Some single-speed bikes are designed to be used inside a velodrome at high speeds. These super-light bikes have delicate construction and super-stiff frames and definitely not commuter-friendly.

  • Range: Short to medium
  • Terrain: Road only
  • Gradients: Very flat
  • Rider ability: Beginner

Shop single speed bikes at Wiggle

 


E-bike

The e-bike has exploded in popularity in recent years, allowing commuters to surge into the cities without breaking a sweat. These rider-assisting machines provide battery power in addition to your own cycling chops to get you to your destination faster or tackle climbs that had formerly made your morning commute a nightmare.

E-bike motors can be attached to many different style of bike frame, from mountain bikes to comfort bikes. 

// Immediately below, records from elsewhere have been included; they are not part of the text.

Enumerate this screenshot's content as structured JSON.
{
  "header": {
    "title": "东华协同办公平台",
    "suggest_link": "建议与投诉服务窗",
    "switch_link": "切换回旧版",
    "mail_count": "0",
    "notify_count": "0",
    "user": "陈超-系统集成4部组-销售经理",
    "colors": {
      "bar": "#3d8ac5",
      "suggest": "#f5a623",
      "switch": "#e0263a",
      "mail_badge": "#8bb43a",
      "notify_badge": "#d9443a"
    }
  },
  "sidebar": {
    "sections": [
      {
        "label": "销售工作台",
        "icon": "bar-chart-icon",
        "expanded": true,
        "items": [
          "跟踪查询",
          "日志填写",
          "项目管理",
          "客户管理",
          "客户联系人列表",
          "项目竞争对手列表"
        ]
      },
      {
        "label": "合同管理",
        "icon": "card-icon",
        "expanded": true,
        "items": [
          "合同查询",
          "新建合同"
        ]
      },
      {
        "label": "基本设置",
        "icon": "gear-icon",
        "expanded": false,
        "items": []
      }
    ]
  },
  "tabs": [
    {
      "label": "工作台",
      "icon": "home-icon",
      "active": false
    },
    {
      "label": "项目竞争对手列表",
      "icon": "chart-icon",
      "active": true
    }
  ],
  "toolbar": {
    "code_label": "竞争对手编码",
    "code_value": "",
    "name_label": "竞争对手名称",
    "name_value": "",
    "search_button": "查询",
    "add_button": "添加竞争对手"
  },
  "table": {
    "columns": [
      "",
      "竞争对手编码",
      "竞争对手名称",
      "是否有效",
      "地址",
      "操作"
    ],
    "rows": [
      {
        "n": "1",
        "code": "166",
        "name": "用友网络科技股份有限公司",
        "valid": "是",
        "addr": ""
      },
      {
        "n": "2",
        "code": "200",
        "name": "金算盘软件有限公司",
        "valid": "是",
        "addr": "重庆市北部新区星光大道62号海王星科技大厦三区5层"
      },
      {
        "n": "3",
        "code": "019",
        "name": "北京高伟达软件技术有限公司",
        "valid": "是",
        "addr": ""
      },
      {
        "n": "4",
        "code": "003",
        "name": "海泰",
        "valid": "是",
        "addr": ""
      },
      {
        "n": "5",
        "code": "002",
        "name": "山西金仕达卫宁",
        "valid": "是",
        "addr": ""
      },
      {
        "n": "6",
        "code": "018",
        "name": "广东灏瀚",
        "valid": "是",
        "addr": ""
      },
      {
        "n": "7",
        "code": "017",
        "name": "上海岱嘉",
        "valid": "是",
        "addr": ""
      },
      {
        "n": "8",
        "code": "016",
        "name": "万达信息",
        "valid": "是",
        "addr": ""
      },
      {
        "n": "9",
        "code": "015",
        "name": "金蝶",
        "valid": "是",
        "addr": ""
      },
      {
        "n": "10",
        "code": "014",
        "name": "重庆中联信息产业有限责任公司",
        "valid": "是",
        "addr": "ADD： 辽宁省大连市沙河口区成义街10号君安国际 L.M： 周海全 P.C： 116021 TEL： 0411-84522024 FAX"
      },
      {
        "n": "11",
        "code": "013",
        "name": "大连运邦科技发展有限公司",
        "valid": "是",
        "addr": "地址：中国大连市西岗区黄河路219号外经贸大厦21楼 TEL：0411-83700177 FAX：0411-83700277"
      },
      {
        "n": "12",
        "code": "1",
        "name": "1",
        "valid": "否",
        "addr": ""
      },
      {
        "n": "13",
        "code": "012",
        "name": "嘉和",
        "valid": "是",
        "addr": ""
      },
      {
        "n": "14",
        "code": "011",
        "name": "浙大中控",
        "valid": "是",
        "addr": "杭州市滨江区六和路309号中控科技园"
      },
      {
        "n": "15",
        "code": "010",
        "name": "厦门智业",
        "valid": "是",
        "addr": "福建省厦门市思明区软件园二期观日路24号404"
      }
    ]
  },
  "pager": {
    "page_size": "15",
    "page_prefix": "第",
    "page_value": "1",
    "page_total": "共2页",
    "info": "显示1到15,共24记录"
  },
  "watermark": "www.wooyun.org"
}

  • Range: Medium to long
  • Terrain: Depends on the frame
  • Gradients: Steep inclines or declines
  • Rider ability: Depends on the frame

While lacking the iconic geometry of the classic bike, folding bikes have nevertheless established themselves as a worthy member of the bike family due to their stubborn reliability and portability.

Especially useful for commuters taking public transport for part of their commute, or without a bike parking facility at work, these collapsible cycles offer single speed or full gearing systems and surprisingly decent performance.

  • Range: Short
  • Terrain: Road
  • Gradients: Flat, some mild hills
  • Rider ability: Beginner

Comfort bikes feature a unique geometry that allows you to put your feet flat on the ground when stopped, yet fully extend your leg while pedalling for maximum comfort. Perfect for weekend rolling, or short journeys around the local village, comfort bikes are fun and easy to ride.

  • Range: Short
  • Terrain: Road
  • Gradients: Flat
  • Rider ability: Beginner

Shop comfort bikes at Wiggle

 

About the author

Damien Whinnery's picture
Damien Whinnery
Published on: 23 Mar 2018

Fascinated by fitness, serious about sport, and joyous about the gym